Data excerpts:
^^^^
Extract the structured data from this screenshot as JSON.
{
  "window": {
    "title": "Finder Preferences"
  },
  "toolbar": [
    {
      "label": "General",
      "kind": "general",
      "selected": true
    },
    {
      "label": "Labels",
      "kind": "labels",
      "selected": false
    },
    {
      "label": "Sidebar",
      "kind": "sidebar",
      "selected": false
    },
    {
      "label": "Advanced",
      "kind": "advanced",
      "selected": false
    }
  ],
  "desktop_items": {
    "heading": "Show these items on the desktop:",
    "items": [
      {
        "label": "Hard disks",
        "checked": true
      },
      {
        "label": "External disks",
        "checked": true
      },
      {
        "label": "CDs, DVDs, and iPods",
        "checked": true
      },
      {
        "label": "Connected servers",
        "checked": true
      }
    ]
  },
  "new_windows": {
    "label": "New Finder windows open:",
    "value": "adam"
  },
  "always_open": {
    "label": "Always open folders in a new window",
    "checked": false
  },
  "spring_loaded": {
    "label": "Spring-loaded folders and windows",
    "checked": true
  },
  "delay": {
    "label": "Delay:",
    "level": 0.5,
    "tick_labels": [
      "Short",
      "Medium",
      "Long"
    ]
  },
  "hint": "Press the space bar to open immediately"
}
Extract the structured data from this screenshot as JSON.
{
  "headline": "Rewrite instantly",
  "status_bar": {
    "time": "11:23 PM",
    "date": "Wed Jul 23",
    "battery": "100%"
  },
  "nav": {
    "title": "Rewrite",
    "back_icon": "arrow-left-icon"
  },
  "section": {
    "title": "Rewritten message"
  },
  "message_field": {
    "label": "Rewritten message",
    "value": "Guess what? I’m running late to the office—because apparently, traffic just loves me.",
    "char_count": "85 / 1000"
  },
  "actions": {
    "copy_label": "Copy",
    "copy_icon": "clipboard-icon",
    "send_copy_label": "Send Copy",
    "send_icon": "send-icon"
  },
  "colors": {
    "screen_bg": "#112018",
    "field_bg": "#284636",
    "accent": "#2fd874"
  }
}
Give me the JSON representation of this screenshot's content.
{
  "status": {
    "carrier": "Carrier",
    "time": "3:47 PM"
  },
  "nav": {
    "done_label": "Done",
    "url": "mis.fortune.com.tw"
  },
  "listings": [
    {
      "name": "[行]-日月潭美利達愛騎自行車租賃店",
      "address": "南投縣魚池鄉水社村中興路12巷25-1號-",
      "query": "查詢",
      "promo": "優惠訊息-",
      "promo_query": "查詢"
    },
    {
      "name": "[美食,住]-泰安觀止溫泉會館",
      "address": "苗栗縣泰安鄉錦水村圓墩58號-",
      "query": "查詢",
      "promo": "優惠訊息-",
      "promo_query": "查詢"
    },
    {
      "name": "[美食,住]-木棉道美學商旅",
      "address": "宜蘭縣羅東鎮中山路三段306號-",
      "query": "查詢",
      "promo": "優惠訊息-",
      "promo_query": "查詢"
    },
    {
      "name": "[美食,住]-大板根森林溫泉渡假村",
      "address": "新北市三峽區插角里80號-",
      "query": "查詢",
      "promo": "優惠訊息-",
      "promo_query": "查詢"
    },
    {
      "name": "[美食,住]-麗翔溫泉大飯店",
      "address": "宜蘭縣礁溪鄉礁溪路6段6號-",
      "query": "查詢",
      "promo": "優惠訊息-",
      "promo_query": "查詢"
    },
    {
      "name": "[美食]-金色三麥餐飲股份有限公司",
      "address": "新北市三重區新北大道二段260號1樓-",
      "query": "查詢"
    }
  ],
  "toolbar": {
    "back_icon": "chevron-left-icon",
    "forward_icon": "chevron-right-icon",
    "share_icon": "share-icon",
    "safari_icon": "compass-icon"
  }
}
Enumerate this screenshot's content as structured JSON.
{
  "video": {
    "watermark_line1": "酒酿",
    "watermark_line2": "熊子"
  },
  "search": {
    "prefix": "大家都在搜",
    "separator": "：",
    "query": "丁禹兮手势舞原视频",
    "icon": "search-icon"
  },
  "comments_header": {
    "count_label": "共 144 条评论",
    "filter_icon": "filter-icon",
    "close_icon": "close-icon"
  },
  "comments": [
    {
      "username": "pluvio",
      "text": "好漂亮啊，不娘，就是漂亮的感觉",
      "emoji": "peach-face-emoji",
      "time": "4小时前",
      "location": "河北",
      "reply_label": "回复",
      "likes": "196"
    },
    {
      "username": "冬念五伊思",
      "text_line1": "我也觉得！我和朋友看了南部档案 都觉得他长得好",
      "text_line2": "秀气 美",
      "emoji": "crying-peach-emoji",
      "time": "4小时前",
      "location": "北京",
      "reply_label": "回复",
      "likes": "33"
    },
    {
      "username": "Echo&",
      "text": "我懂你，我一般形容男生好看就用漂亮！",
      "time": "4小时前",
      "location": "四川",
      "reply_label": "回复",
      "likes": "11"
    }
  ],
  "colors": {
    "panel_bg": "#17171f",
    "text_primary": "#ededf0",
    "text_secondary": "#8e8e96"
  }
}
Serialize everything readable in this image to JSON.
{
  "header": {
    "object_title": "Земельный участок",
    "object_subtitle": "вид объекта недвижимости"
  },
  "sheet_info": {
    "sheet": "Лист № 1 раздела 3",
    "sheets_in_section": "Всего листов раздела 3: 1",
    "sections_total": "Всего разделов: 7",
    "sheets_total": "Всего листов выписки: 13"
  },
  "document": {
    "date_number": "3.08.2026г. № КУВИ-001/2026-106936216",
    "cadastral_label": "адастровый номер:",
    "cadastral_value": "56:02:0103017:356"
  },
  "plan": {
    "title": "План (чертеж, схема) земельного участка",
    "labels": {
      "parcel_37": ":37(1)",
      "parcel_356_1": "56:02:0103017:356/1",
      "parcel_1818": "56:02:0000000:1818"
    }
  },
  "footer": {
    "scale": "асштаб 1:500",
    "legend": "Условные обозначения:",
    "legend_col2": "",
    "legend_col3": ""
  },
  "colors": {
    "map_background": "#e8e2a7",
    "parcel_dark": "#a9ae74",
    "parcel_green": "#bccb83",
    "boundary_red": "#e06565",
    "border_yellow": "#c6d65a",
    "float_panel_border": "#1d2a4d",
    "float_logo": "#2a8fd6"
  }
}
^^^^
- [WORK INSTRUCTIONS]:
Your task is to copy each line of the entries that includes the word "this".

- [COMPLETED EXERCISE]:
Extract the structured data from this screenshot as JSON.
Extract the structured data from this screenshot as JSON.
Give me the JSON representation of this screenshot's content.
Enumerate this screenshot's content as structured JSON.
Serialize everything readable in this image to JSON.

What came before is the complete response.